Work order -> Below are some records. Count the lines with "JSON" in them and give nothing but the total.

Data ->

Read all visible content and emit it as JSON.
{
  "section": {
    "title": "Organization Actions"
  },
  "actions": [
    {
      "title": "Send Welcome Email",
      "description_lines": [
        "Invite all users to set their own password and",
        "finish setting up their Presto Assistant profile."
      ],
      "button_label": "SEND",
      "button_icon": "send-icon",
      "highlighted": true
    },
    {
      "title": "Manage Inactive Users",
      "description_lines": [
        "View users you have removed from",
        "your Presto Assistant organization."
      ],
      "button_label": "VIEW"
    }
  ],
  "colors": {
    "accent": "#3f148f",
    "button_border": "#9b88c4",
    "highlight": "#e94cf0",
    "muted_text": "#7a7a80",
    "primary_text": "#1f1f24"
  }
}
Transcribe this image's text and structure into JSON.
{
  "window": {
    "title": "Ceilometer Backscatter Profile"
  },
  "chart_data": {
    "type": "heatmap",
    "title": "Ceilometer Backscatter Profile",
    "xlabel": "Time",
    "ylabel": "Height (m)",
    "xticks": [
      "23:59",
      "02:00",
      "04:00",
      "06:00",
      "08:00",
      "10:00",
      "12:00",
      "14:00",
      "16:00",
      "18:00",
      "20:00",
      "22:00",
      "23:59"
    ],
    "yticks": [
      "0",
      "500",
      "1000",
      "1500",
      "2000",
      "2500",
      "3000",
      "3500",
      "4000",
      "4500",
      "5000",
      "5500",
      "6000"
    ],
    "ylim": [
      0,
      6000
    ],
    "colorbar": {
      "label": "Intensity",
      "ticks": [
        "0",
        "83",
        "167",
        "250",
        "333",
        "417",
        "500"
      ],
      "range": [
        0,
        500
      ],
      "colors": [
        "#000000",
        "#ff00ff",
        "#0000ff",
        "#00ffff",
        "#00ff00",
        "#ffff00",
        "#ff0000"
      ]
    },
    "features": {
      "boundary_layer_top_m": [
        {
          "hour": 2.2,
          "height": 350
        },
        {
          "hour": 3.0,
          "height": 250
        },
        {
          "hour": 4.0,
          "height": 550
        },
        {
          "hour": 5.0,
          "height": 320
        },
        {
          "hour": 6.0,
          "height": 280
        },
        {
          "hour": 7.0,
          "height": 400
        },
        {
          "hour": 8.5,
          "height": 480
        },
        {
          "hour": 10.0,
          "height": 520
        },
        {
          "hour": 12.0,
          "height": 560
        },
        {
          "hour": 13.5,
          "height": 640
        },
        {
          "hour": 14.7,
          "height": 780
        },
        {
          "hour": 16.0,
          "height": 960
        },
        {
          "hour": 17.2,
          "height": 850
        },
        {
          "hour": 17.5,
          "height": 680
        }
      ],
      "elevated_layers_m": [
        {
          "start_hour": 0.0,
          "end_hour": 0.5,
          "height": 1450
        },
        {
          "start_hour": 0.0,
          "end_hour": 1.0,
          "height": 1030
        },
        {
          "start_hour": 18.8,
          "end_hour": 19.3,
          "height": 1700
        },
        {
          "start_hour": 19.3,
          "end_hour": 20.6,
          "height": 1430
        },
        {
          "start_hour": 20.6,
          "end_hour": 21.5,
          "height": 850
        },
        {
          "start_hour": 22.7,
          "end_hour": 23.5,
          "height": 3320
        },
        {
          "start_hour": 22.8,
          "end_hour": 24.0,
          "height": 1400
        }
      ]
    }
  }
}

Result of this task -> 2